SYNTHESIS AND POLYMER-MEDIATED REGIOSELECTIVE SELF-ASSEMBLY OF SHAPED PLASMONIC NANOPARTICLES
Publication or External Link

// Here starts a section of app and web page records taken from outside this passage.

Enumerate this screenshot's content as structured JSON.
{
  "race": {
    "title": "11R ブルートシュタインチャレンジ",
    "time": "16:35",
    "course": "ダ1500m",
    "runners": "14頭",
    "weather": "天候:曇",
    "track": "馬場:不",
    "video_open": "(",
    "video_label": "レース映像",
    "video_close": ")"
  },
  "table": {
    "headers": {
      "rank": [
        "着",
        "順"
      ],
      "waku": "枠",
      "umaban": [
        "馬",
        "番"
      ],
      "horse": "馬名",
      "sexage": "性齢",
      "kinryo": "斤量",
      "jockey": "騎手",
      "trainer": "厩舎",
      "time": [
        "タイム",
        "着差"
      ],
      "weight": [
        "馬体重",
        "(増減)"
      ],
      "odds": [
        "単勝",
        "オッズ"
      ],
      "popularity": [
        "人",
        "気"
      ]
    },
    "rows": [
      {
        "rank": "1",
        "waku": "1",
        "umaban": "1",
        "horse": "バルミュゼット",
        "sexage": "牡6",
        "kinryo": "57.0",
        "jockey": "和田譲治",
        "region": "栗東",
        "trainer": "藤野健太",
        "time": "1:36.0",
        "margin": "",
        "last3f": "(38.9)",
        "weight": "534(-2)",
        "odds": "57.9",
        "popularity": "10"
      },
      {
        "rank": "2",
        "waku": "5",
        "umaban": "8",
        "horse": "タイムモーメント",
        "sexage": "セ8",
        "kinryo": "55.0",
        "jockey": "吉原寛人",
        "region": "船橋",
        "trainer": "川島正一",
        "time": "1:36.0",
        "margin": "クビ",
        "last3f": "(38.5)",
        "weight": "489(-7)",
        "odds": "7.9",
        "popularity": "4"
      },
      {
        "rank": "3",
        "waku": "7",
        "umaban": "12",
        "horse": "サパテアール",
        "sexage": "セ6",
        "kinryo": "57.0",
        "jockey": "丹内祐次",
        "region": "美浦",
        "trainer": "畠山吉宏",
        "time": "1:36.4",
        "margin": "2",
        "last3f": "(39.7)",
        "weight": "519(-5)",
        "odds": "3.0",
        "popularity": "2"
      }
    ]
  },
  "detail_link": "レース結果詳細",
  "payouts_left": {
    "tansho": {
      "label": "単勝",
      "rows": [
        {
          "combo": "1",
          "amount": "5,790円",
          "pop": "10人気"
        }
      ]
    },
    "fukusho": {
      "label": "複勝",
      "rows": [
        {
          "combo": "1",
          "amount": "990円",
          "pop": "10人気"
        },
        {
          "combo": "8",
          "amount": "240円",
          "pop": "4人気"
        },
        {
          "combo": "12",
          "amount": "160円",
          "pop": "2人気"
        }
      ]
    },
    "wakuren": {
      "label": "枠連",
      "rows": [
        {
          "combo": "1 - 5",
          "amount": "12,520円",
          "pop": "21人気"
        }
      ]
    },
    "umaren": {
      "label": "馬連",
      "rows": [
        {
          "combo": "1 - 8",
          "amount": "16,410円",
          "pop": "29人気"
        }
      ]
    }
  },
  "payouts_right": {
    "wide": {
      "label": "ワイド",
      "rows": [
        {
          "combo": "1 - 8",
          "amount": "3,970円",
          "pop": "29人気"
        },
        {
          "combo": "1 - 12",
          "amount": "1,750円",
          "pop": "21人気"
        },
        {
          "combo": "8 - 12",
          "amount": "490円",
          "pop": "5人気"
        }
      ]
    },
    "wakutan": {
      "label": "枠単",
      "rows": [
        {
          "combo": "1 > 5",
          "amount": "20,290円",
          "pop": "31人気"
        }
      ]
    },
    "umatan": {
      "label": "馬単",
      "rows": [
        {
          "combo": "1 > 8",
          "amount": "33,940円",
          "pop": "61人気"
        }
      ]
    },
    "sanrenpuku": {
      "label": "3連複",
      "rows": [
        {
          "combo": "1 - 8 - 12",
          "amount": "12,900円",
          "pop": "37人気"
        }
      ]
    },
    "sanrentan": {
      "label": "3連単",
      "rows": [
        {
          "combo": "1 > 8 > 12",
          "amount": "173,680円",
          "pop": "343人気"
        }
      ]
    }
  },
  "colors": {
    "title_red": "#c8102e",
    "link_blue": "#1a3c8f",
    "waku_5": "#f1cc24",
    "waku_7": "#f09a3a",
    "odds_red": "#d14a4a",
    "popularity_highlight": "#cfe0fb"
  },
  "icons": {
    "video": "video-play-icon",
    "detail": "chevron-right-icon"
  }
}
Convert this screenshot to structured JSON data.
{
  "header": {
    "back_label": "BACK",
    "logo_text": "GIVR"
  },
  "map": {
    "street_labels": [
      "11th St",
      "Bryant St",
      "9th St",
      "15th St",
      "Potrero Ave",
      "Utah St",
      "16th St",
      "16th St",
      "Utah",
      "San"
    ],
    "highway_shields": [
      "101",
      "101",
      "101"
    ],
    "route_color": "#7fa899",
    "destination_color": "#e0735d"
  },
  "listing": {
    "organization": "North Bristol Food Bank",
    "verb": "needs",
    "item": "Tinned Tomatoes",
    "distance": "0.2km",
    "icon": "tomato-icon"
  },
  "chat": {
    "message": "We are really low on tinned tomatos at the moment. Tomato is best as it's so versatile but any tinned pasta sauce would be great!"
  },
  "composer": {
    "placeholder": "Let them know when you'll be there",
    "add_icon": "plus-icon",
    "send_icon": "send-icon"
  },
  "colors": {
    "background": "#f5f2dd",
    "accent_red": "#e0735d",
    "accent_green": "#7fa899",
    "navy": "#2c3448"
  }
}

Plasmonic nanoparticles with collective excitations of the conduction-band electrons have many potential applications in surfaceenhanced spectroscopies, photocatalysis, photovoltaics, and biomedicine. The plasmonic properties are highly tunable via the size, shape, chemical composition, and surrounding media of individual nanoparticles, as well as by the interactions with other nanoparticles in close proximity. Fabricating plasmonic nanostructures with precisely controlled size, shape, and interparticle distance is critical for harnessing desirable properties. Although top-down lithographic techniques are widely used for fabricating shaped plasmonic nanoparticles and ensembles, the products are limited to 2D planar structures and the cost can be prohibitive. As low-cost and versatile alternatives, colloidal synthesis and self-assembly have been explored to fabricate complex plasmonic nanostructures.In this dissertation, wet-chemistry synthetic and self-assembly approaches are explored for fabricating well-defined plasmonic nanostructures with high structural complexity. Chapter 2 describes a facile synthetic method for circular and triangular gold nanorings with tunable diameters, ring thicknesses, surface roughness, and hence the plasmonic response. The gold nanorings with rough surface show 100-fold higher enhancement factor than solid gold nanoparticles as substrate for surface-enhanced Raman spectroscopy. In chapter 3, we demonstrate regioselective bonding between nanospheres and nanoplates originating from the steric hindrance of polymeric ligand brushes and the anisotropy of nanoparticles. The regioselectivity enables a self-assembly system with precise control over the relative orientation of Au nanospheres on Ag nanoplates and the stoichiometry of reactive groups of copolymeric ligands dictates the number of nanoparticles in one nanocluster. The yield of each assembly was ~70% without further purification. Optical study reveals that different bonding modes affect the plasmonic coupling of assembled structures. In chapter 4, the regioselective bonding is applied to fabricate complex plasmonic nanocluster, nanoflowers and nanobuds, with distinct bonding modes. Compared with nanobuds, nanoflowers with the same number of petals show stronger electric field enhancement and further localized surface plasmon resonance peak shifts.
The synthetic and self-assembly methods demonstrated in this dissertation have great potentials and versatility in designing not only plasmonic nanoclusters, but also other inorganic nanoparticle-based functional structures with high complexity.